(Component data from apps and pages)
____
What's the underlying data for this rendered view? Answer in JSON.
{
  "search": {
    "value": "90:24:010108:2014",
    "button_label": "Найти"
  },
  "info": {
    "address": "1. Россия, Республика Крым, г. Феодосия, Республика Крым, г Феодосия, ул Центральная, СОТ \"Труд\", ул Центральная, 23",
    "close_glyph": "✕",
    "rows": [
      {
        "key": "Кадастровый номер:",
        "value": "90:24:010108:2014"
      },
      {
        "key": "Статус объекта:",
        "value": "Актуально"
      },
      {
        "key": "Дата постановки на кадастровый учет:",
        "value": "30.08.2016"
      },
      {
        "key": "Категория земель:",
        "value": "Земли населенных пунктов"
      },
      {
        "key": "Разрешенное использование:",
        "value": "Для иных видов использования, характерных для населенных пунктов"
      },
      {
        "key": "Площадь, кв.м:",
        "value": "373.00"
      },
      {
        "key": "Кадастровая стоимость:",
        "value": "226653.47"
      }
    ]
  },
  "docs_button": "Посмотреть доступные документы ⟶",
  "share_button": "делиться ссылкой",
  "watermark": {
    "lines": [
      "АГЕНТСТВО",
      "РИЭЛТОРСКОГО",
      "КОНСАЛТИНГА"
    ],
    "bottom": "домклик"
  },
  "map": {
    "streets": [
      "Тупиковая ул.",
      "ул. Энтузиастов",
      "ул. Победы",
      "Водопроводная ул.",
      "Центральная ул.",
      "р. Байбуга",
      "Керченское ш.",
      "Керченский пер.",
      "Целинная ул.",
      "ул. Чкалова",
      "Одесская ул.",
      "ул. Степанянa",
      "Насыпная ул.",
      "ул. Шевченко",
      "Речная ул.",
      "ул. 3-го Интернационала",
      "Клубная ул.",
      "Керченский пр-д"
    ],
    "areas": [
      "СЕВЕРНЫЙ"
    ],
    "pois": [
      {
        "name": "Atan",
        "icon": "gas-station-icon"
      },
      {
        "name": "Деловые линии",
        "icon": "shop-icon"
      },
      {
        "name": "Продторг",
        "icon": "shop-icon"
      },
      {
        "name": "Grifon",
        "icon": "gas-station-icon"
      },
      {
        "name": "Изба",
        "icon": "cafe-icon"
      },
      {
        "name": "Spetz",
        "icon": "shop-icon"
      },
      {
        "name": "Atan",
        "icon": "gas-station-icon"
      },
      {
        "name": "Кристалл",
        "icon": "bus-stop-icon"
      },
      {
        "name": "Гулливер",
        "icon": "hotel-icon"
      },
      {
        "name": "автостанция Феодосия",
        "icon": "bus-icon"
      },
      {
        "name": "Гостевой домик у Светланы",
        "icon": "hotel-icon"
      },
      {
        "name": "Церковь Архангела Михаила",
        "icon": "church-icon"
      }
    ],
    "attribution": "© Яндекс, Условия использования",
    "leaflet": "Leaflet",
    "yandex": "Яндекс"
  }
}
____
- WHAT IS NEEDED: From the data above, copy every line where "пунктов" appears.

- WRITTEN REPLY:
        "value": "Земли населенных пунктов"
        "value": "Для иных видов использования, характерных для населенных пунктов"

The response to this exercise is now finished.